WHY YOUR VOTE MATTERS
Voting is an integral piece of our freedoms as citizens. When that is threatened through disproportionate oppression and discriminatory practices, such as felon disenfranchisement, it becomes even more essential to participate.
This page is designed to provide an understanding of why engaging in the voting process is an important step to reintegration, and why it is significant in fighting recidivism and disenfranchisement.
If we use our vote to put individuals in power who promote equity, opportunity, and support for all citizens, we can move towards a more inclusive society. Throughout this page, you will information that encourages returning citizens to voice their vote and participate in elections, as well as resources needed for a successful integration into society.

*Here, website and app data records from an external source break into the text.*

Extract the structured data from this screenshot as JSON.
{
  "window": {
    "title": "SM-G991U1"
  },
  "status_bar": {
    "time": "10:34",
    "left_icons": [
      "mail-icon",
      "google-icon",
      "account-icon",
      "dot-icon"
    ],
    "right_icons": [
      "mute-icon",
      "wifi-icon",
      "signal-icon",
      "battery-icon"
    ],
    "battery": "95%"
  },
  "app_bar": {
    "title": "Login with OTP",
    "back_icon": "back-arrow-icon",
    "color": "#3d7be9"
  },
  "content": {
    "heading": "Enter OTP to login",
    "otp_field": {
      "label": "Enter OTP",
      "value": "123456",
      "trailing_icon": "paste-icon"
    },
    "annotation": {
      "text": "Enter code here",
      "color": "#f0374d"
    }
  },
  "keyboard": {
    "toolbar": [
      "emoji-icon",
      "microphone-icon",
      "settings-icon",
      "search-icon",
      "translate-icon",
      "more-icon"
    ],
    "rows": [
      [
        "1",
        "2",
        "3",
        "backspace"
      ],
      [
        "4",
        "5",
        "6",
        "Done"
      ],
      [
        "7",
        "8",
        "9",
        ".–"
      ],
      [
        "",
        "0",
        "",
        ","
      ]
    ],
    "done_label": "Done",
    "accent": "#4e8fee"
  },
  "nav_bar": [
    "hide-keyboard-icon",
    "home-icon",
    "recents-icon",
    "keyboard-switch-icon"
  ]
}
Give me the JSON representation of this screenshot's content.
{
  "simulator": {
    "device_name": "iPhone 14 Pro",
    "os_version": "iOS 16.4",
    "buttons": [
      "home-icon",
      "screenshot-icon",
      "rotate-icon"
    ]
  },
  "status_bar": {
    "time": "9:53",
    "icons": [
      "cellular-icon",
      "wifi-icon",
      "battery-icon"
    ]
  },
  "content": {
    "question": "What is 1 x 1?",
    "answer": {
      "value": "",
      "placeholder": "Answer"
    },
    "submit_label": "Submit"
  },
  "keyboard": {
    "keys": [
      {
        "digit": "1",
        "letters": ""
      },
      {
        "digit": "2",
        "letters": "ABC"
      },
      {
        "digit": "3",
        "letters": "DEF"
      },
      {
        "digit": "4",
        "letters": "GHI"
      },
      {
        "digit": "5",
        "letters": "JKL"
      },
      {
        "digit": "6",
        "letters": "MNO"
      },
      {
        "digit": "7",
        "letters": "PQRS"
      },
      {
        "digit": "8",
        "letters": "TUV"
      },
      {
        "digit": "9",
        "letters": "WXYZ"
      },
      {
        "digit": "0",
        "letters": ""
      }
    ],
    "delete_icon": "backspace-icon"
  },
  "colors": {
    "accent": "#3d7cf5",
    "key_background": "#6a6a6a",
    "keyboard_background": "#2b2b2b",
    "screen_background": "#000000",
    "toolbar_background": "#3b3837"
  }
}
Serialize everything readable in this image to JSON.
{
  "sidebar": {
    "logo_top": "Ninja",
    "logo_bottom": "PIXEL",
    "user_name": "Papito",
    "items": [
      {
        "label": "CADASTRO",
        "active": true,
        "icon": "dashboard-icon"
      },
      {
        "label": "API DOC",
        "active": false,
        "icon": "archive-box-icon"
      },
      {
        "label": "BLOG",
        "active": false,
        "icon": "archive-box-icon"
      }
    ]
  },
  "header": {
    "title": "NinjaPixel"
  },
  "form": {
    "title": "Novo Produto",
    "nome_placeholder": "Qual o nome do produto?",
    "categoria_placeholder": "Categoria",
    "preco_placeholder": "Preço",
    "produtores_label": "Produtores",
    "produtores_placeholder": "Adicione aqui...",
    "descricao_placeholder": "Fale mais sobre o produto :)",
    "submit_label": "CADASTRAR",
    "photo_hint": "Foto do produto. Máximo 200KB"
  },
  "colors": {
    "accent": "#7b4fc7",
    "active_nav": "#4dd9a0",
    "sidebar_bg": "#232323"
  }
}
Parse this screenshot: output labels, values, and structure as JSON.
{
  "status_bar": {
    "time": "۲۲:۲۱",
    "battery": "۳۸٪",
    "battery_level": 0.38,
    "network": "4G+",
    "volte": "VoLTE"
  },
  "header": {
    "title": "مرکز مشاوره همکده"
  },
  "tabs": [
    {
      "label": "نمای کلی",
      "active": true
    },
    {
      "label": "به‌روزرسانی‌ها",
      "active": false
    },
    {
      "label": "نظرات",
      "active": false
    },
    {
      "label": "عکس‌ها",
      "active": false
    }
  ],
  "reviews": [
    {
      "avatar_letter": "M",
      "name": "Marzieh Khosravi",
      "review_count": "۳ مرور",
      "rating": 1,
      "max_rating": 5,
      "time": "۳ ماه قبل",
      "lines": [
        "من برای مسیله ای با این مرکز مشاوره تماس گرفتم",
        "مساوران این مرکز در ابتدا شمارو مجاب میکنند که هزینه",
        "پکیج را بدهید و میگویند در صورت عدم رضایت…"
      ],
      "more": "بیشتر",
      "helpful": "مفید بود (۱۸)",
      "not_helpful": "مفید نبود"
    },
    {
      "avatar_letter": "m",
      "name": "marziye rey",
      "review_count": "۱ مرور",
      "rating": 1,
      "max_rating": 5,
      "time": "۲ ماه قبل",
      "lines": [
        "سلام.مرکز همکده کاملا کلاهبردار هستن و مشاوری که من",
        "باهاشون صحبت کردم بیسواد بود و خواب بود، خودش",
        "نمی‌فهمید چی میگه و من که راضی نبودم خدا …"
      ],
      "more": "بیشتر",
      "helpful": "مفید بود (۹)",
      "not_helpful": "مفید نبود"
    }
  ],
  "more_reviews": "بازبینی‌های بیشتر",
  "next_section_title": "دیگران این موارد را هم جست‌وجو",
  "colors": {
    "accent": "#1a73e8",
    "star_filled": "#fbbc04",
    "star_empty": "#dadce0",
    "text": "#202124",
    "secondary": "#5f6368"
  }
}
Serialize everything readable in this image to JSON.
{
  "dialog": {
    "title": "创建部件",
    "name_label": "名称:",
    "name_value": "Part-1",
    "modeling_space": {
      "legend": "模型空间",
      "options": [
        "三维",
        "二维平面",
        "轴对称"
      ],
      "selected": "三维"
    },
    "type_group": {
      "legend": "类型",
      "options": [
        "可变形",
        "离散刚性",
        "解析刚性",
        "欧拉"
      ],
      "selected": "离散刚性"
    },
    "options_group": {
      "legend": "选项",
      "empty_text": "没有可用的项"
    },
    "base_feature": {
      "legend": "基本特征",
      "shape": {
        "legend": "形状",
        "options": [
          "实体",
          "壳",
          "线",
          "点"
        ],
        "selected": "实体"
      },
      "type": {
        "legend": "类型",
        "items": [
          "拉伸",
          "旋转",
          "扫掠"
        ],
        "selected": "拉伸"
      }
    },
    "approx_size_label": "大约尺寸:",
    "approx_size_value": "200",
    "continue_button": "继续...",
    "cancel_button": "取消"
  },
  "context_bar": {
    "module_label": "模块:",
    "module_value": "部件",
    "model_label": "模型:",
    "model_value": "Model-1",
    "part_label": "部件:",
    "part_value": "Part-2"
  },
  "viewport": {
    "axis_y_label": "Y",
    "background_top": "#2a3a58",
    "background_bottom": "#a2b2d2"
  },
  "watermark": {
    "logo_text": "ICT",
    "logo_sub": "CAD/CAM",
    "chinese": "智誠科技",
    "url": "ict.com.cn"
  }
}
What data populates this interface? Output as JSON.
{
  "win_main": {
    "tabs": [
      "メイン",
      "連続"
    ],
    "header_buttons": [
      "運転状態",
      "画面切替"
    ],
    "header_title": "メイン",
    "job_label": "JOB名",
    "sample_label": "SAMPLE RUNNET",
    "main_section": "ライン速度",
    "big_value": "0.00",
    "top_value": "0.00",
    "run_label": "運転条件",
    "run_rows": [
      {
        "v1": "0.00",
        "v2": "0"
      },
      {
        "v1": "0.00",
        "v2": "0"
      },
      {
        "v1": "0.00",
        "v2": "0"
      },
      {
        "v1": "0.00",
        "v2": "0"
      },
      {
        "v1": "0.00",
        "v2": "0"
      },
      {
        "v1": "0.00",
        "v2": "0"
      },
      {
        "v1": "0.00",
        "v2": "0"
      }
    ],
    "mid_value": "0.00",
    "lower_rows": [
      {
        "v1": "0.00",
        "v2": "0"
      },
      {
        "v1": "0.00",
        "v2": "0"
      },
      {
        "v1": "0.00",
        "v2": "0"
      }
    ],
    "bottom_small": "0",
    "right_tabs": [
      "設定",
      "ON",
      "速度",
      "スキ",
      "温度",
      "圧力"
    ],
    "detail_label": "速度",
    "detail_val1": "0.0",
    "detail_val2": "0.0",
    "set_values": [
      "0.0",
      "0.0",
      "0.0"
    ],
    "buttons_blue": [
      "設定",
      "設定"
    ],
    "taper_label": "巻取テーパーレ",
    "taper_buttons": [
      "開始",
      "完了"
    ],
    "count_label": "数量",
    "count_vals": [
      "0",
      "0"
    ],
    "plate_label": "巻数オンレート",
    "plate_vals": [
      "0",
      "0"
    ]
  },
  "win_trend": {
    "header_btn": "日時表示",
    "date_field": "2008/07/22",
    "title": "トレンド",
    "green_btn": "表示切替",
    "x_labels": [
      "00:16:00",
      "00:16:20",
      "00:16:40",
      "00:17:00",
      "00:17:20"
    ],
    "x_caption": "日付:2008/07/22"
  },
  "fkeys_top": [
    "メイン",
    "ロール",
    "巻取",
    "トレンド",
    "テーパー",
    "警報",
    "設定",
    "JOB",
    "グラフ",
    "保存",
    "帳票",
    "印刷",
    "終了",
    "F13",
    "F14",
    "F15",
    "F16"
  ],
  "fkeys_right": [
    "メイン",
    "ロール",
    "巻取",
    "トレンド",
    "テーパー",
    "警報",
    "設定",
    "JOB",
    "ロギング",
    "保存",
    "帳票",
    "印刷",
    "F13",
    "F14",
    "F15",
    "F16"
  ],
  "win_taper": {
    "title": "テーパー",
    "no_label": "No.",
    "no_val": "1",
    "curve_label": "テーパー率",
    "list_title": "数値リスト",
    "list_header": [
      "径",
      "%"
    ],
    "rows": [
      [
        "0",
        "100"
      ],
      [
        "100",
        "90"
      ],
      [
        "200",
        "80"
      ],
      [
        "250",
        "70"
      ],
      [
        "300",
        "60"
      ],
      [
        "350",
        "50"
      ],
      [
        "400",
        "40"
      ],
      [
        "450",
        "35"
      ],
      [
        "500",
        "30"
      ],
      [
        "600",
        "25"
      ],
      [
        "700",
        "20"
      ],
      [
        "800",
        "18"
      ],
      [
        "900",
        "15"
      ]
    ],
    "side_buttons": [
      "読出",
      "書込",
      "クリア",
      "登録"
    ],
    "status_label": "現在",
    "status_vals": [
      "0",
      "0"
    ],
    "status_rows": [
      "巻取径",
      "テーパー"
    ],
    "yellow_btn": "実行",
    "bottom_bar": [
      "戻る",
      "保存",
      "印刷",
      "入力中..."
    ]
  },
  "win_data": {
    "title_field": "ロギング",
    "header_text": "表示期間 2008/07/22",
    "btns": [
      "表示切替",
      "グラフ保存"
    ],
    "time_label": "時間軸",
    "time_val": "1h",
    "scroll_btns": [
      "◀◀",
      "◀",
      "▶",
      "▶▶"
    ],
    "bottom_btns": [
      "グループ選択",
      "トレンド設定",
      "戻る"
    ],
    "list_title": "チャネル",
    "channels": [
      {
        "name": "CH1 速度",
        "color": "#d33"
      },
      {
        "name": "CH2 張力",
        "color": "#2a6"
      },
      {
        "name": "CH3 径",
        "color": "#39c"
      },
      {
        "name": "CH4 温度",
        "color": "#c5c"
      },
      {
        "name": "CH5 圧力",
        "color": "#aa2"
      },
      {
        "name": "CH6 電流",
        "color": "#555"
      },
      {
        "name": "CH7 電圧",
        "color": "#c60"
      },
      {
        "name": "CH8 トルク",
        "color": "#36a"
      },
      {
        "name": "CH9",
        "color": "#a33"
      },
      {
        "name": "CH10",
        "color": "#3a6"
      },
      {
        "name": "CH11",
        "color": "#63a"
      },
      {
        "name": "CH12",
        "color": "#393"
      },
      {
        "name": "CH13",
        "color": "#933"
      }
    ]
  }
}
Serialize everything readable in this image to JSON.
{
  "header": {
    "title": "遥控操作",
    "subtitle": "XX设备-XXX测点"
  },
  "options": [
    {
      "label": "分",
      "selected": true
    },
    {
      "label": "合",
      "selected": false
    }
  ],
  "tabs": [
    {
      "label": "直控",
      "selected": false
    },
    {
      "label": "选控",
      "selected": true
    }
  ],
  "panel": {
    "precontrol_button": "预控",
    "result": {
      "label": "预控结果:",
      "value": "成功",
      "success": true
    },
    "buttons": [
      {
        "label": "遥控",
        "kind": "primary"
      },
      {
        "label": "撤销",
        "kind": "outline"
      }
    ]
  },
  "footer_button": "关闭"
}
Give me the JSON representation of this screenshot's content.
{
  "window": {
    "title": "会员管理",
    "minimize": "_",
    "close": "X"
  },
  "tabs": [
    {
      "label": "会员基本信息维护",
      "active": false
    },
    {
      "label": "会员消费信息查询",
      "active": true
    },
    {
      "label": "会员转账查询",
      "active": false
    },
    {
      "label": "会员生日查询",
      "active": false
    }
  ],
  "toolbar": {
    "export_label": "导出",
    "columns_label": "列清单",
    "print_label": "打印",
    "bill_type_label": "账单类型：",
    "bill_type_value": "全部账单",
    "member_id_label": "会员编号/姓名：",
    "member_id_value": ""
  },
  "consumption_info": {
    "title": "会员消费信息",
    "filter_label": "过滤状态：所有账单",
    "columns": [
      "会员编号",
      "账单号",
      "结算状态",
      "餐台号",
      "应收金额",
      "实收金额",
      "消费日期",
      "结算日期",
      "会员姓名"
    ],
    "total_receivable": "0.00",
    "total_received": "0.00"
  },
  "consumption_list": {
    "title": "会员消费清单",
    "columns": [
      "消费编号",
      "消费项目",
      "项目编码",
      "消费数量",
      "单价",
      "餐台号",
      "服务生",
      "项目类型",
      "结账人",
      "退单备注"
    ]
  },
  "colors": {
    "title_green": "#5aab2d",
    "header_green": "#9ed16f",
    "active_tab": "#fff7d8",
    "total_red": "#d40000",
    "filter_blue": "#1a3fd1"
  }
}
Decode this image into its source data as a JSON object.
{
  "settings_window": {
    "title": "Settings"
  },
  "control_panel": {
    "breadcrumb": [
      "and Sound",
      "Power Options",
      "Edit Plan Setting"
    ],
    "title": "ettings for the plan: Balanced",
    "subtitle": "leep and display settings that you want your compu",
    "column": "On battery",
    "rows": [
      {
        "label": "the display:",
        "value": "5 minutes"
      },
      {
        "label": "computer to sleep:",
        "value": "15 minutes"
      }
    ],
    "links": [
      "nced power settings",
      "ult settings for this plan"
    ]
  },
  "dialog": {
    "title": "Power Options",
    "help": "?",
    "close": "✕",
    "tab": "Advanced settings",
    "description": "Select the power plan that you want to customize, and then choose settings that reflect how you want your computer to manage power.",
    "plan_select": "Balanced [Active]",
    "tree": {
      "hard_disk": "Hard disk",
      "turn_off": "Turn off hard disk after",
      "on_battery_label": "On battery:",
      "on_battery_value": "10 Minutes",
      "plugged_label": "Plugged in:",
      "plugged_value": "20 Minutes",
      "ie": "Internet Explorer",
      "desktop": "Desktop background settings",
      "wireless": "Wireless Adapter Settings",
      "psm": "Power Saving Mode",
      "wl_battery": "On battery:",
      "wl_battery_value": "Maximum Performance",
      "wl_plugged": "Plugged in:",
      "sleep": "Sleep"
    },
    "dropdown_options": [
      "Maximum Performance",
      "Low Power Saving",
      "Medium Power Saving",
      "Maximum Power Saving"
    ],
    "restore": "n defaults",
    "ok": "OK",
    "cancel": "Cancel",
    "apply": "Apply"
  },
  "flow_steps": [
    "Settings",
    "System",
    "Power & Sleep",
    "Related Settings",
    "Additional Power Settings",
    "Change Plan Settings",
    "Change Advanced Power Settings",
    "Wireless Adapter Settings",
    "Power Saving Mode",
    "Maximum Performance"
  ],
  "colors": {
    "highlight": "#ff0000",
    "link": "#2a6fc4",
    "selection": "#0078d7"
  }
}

WHAT IS REINTEGRATION?
Reintegration is the process of returning back to the community, neighborhood, and family after release from prison. In order to have a successful reintegration into society, it is important to access resources within the community to help get back on your feet. The most important resources to access are assistance for housing, food, employment, recovery, mental health, and family services. When a returning citizen taps into these resources, the individual has greater success of getting back to life before prison, and risk of recidivism is reduced.
WHAT IS RECIDIVIDISM?
Recidivism occurs when a person who has previously committed a crime and received sanctions or intervention, returns to criminal behavior and undergoes further intervention, such as prison time or probation. Basically, it's when someone who who was arrested in the past is arrested again and continues the cycle of criminal behavior.
A study conducted by the Bureau of Justice Statistics revealed that 66% of individuals released from prison were arrested again within 3 years of their release. That number jumped to 82% within 10 years of their release.
HOW VOTING IMPACTS REINTEGRATION AND RECIDIVISM
When social support systems, such as housing, employment, or mental health services are in place for returning citizens, they have greater outcomes upon release. These social support systems are largely influenced by elected officials, which is why voting is a critical step in reducing recidivism and providing community support.
STATISTICS ABOUT REINTEGRATION
Roughly 10% of all individuals reintegrating into society (up to 50% in urban areas) can face homelessness. The security of a home is a key piece in keeping those off the streets and out of harms way (U.S. Department of Health and Human Services).
Around 50% of all incarcerated individuals are considered to have a substance abuse disorder. Many returning citizens face relapse or overdose within the first week of reentry. Seeking substance use assistance is critical to saving lives and finding stability (U.S. DHHS).
Formerly incarcerated individuals are 50% less likely to get a call back for an interview or an offer for a job. Finding a stable job aids in the ability to have sustainable income, which leads to more food and housing security (U.S. DHHS).
Over 50% of incarcerated individuals are suffering from a mental health condition, which contributes to homelessness and unstable employment. Accessing mental health resources can help work through struggles and dependancies that can lead to recidivism (U.S. HHS).
70% - 90% of individuals on probation or parole are facing hunger and food insecurities. Knowing where your next meal is coming from plays an important role in curbing hunger and malnutrition (National Institute of Justice).
1 in 9 children in the U.S. have at least one parent in jail. Finding adequate assistance for families will help children avoid homelessness, school trouble, behavioral problems, or mental health conditions (U.S. DHHS).
In the state of Georgia, voting rights are temporarily suspended for those convicted of a felony. Voting rights are automatically restored upon completion of prison, probation, and parole.
RETURNING CITIZEN VOTER GUIDE
FREE PDF RESOURCE
Our FREE Returning Citizen Voter Guide is designed to educate individuals on the process of reentry, with a focus on understanding and utilizing the right to vote for returning citizens.
Voting allows us to voice our opinions and elect people to positions of power who can influence the availability of reentry resources and quality of service for those resources.
This guide connects reentry with voting, tackles common myths about voting and incarceration, provides information on what is needed to vote and how to register.
HOW CAN WE HELP?
Please reach out if there is anything you need help with, you're confused about, or you need more information on. Even if we cannot directly help you, we will get you in contact with those who can.